Distance: 12 miles
Leslie decided to rest her painful feet this day and not hike, so my British friend Peter was my new hiking partner for the day. My mom, Jean and Leslie would spend the morning sightseeing in the area and meet us in the afternoon.
Peter and I were dropped off at the intersection of B1257 and the C2C to begin this day’s walk. The trail was an immediate uphill to reach Hasty Bank where the views of the valley below were wide ranging even in the mist.
On the west side of Hasty Bank there is a large formation of giant boulders called the Wain Stones, including Bronze Age carvings which are located on some of the limestone rocks. On a warm day this would be a good place for a picnic and some rock climbing.
Continuing on to Cringle Moor in the heart of the Cleveland Hills, the wide views were magnificent. At a prime viewing spot, friends of one Alec Falconer (1884-1968) had built a large memorial chair. It is the perfect location to rest and enjoy the scenery.
Descending from Cringle Moor and just before climbing up to Carlton Moor, we happened on Lord Stones Café. This café catered to walkers, bikers, cyclists, campers, and anyone out for a day’s drive in the countryside. So, we had lunch before beginning another of the series of climbs we were doing this day.
Another steep ascent was required to reach Carlton Moor.
After crossing Carlton Moor and Live Moor, we were in a forest with occasional views of the open countryside. While walking in the forest, Peter taught me about nettles and dock, which are common plants frequently found near each other. Nettles will cause an uncomfortable, burning sensation when brushed against your skin. The dock plant contains a moist sap with properties similar to the aloe plant and soothes when rubbed against this irritated skin. Since then, I have occasionally (and successfully) used this bit of knowledge when I mistakenly found myself in a patch of nettles.
Finally, we found ourselves walking through the heavily forested Arncliff Wood shortly before reaching Ingleby Cross and my B&B for the evening, Ingleside B&B.

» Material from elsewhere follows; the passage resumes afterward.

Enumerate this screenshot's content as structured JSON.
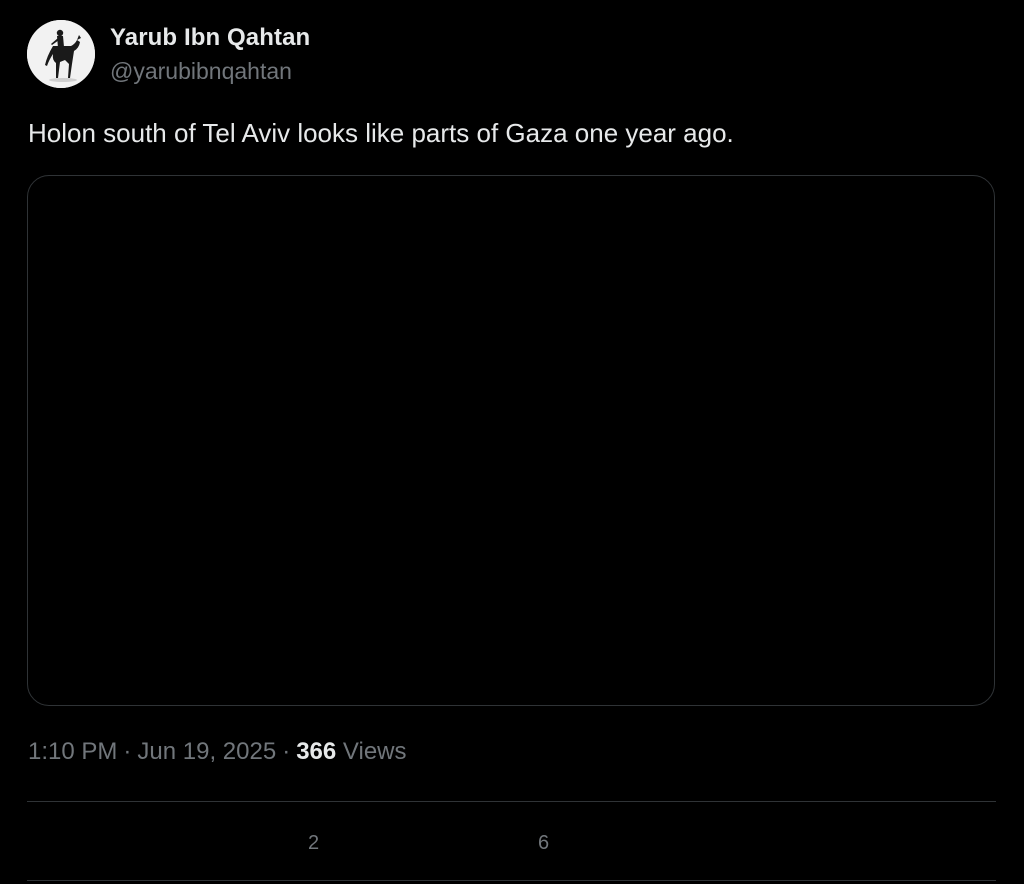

The rest of our group joined Peter and me as we all gathered for a great dinner at the Golden Lion‘s restaurant in Osmotherley. During this delicious meal, Leslie notified us that her feet were not recovering as hoped and, sadly, she could not continue the hike. Not an easy decision, but a necessary one. Now, I had to decide whether I would go on alone or stop as well. By the time we finished dinner Leslie had agreed that she would ride with Peter, Jean and with my mom to Peter and Jean’s home in Lancashire and I would forge on by myself. As they left me at the B&B, I had never felt so alone. Leslie and I said good-bye with both of us in tears.